A Tuatara with an amputated tail was recently released back to its home at Zealandia after treatment and recovery at The Nest Te Kōhanga, Wellington Zoo’s native wildlife and animal hospital.
Wellington Zoo's Senior Veterinarian, Baukje Lenting said, “The male Tuatara had a severely injured and infected tail which we had to amputate. However, with treatment, he has completely healed and is able to be returned back to Zealandia.”
The Tuatara has been at The Nest Te Kōhanga since January and after initial treatment and recovery, was housed over winter to ready it for release.
Dr Danielle Shanahan, Director Centre for People and Nature at Zealandia said, “We are so grateful for the care from the veterinary staff at The Nest Te Kōhanga.
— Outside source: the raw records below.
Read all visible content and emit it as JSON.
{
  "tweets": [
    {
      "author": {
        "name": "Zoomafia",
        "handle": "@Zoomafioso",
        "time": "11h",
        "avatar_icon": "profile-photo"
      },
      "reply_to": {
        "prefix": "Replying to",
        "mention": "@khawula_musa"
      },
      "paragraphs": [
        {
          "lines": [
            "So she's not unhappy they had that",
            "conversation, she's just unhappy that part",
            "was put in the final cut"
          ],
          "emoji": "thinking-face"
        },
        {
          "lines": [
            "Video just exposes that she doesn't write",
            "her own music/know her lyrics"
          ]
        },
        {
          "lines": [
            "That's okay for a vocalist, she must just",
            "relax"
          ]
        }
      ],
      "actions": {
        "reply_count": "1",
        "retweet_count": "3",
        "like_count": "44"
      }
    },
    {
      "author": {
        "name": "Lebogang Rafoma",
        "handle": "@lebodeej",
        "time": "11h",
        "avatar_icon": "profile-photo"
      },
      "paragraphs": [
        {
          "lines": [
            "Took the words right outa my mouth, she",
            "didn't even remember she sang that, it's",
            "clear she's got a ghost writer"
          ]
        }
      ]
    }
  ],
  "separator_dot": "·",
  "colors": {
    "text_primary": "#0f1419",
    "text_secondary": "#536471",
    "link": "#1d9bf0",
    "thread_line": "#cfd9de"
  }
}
Now that the weather is warmer and spring will provide more food sources, we are delighted to welcome this Tuatara back to Zealandia.”
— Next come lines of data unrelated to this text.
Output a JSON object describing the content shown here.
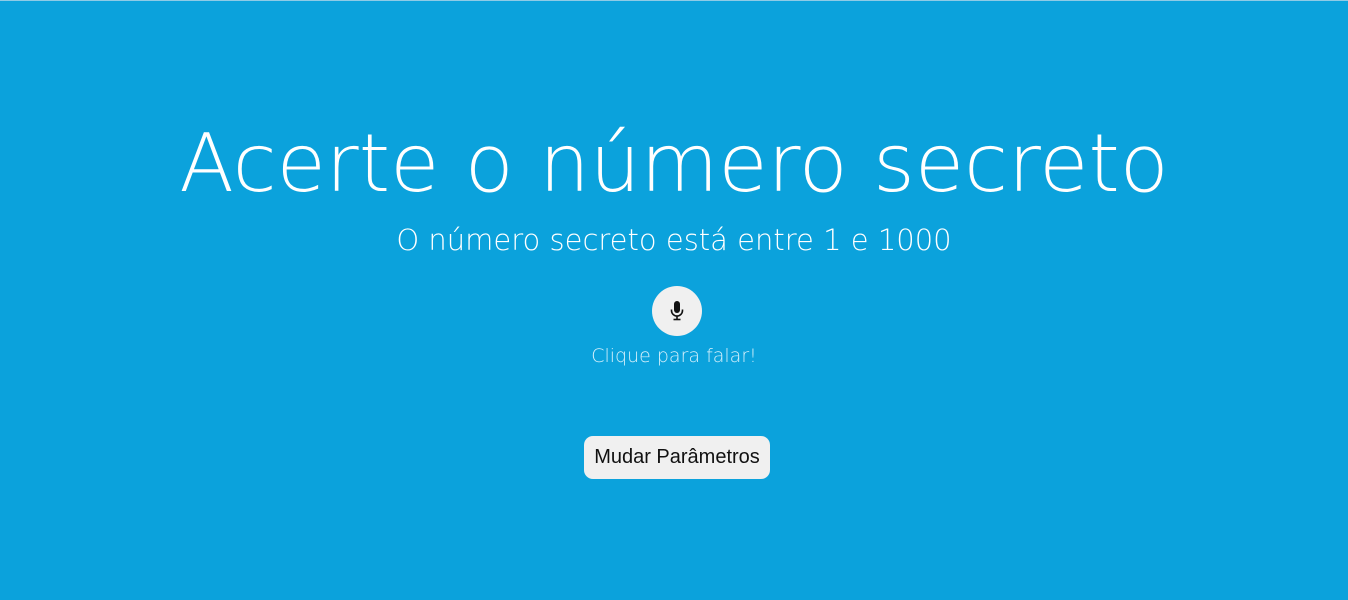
{
  "header": {
    "title": "Acerte o número secreto",
    "subtitle": "O número secreto está entre 1 e 1000"
  },
  "voice": {
    "icon": "microphone-icon",
    "hint": "Clique para falar!"
  },
  "actions": {
    "change_params_label": "Mudar Parâmetros"
  },
  "colors": {
    "background": "#0ba2dc",
    "text": "#ffffff",
    "button_bg": "#f0f0f0",
    "button_text": "#111111"
  }
}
“It’s an example of the value of the strong relationship that exists between ourselves and Wellington Zoo. Their expertise in caring for injured wildlife is invaluable,” Danielle says.
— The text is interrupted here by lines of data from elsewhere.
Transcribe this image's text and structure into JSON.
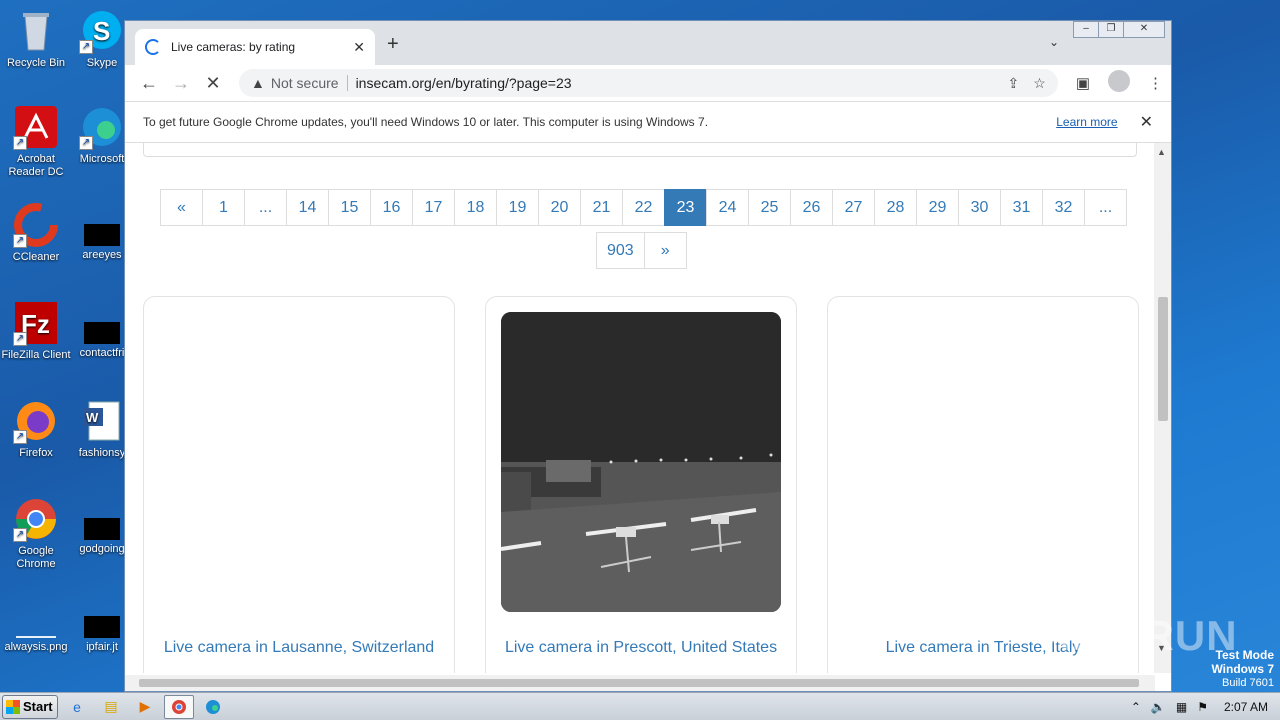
{
  "desktop": {
    "icons_left": [
      {
        "label": "Recycle Bin",
        "icon": "recycle-bin-icon"
      },
      {
        "label": "Acrobat Reader DC",
        "icon": "acrobat-icon"
      },
      {
        "label": "CCleaner",
        "icon": "ccleaner-icon"
      },
      {
        "label": "FileZilla Client",
        "icon": "filezilla-icon"
      },
      {
        "label": "Firefox",
        "icon": "firefox-icon"
      },
      {
        "label": "Google Chrome",
        "icon": "chrome-icon"
      },
      {
        "label": "alwaysis.png",
        "icon": "image-file-icon"
      }
    ],
    "icons_right": [
      {
        "label": "Skype",
        "icon": "skype-icon"
      },
      {
        "label": "Microsoft",
        "icon": "edge-icon"
      },
      {
        "label": "areeyes",
        "icon": "file-icon"
      },
      {
        "label": "contactfri",
        "icon": "file-icon"
      },
      {
        "label": "fashionsy",
        "icon": "word-icon"
      },
      {
        "label": "godgoing",
        "icon": "file-icon"
      },
      {
        "label": "ipfair.jt",
        "icon": "file-icon"
      }
    ]
  },
  "browser": {
    "tab_title": "Live cameras: by rating",
    "new_tab_symbol": "+",
    "address": {
      "security_label": "Not secure",
      "url": "insecam.org/en/byrating/?page=23"
    },
    "infobar": {
      "message": "To get future Google Chrome updates, you'll need Windows 10 or later. This computer is using Windows 7.",
      "link": "Learn more"
    }
  },
  "page": {
    "pagination_row1": [
      "«",
      "1",
      "...",
      "14",
      "15",
      "16",
      "17",
      "18",
      "19",
      "20",
      "21",
      "22",
      "23",
      "24",
      "25",
      "26",
      "27",
      "28",
      "29",
      "30",
      "31",
      "32",
      "..."
    ],
    "pagination_row2": [
      "903",
      "»"
    ],
    "current_page": "23",
    "cameras": [
      {
        "caption": "Live camera in Lausanne, Switzerland"
      },
      {
        "caption": "Live camera in Prescott, United States"
      },
      {
        "caption": "Live camera in Trieste, Italy"
      }
    ]
  },
  "overlay": {
    "watermark": "ANY RUN",
    "test_mode": "Test Mode",
    "os": "Windows 7",
    "build": "Build 7601"
  },
  "taskbar": {
    "start_label": "Start",
    "clock": "2:07 AM"
  }
}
Zealandia was the first site to establish a wild population of Tuatara on the mainland. Tuatara were released into the sanctuary from Takapourewa (Stephens Island) over two main releases in 2005 (70 animals) and 2007 (130 animals), gifted by their kaitiaki Ngati Koata. Tuatara have spread throughout the sanctuary, including right up to the fenceline.
As part of the Zoo's ongoing commitment to working together for Wellington’s wildlife, the Zoo formalised their partnership with Zealandia with the signing of a Memorandum of Understanding (MoU) between the two organisations back in August.
The Zoo will continue to treat native wildlife patients from Zealandia at The Nest Te Kōhanga and will also offer support for veterinary health checks and wildlife disease screenings on-site at Zealandia. Additionally, we will both look at identifying possibilities for joint research projects, funding opportunities and further professional advice and support.